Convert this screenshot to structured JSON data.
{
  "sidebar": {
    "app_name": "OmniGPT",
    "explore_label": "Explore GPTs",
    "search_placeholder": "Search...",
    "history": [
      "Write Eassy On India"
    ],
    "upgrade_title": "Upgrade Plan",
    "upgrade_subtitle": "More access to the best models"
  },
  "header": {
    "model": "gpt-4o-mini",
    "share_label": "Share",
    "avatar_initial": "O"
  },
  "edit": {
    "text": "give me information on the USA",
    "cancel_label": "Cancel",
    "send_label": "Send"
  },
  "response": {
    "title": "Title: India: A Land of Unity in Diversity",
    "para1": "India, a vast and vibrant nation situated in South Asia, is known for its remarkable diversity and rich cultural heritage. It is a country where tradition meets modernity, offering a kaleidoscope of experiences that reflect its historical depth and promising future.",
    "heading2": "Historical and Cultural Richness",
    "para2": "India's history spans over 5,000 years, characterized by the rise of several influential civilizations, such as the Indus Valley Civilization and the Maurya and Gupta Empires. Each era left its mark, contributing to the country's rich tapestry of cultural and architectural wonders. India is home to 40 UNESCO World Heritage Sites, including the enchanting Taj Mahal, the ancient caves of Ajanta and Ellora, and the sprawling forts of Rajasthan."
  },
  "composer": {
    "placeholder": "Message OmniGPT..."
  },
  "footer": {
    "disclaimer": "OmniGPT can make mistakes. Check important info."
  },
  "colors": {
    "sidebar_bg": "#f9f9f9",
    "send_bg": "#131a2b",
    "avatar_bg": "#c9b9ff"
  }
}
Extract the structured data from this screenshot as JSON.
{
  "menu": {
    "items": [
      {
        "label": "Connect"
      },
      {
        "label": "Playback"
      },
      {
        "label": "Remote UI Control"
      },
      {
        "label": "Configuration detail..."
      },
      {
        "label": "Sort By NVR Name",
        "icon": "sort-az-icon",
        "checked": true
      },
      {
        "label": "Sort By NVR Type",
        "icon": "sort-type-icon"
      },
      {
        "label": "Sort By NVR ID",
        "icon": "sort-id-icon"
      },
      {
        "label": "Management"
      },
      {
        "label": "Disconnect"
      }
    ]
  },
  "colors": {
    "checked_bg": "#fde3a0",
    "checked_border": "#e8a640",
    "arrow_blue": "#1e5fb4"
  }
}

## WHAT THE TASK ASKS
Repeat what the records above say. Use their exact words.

## TASK RESPONSE
Convert this screenshot to structured JSON data.
{
  "sidebar": {
    "app_name": "OmniGPT",
    "explore_label": "Explore GPTs",
    "search_placeholder": "Search...",
    "history": [
      "Write Eassy On India"
    ],
    "upgrade_title": "Upgrade Plan",
    "upgrade_subtitle": "More access to the best models"
  },
  "header": {
    "model": "gpt-4o-mini",
    "share_label": "Share",
    "avatar_initial": "O"
  },
  "edit": {
    "text": "give me information on the USA",
    "cancel_label": "Cancel",
    "send_label": "Send"
  },
  "response": {
    "title": "Title: India: A Land of Unity in Diversity",
    "para1": "India, a vast and vibrant nation situated in South Asia, is known for its remarkable diversity and rich cultural heritage. It is a country where tradition meets modernity, offering a kaleidoscope of experiences that reflect its historical depth and promising future.",
    "heading2": "Historical and Cultural Richness",
    "para2": "India's history spans over 5,000 years, characterized by the rise of several influential civilizations, such as the Indus Valley Civilization and the Maurya and Gupta Empires. Each era left its mark, contributing to the country's rich tapestry of cultural and architectural wonders. India is home to 40 UNESCO World Heritage Sites, including the enchanting Taj Mahal, the ancient caves of Ajanta and Ellora, and the sprawling forts of Rajasthan."
  },
  "composer": {
    "placeholder": "Message OmniGPT..."
  },
  "footer": {
    "disclaimer": "OmniGPT can make mistakes. Check important info."
  },
  "colors": {
    "sidebar_bg": "#f9f9f9",
    "send_bg": "#131a2b",
    "avatar_bg": "#c9b9ff"
  }
}
Extract the structured data from this screenshot as JSON.
{
  "menu": {
    "items": [
      {
        "label": "Connect"
      },
      {
        "label": "Playback"
      },
      {
        "label": "Remote UI Control"
      },
      {
        "label": "Configuration detail..."
      },
      {
        "label": "Sort By NVR Name",
        "icon": "sort-az-icon",
        "checked": true
      },
      {
        "label": "Sort By NVR Type",
        "icon": "sort-type-icon"
      },
      {
        "label": "Sort By NVR ID",
        "icon": "sort-id-icon"
      },
      {
        "label": "Management"
      },
      {
        "label": "Disconnect"
      }
    ]
  },
  "colors": {
    "checked_bg": "#fde3a0",
    "checked_border": "#e8a640",
    "arrow_blue": "#1e5fb4"
  }
}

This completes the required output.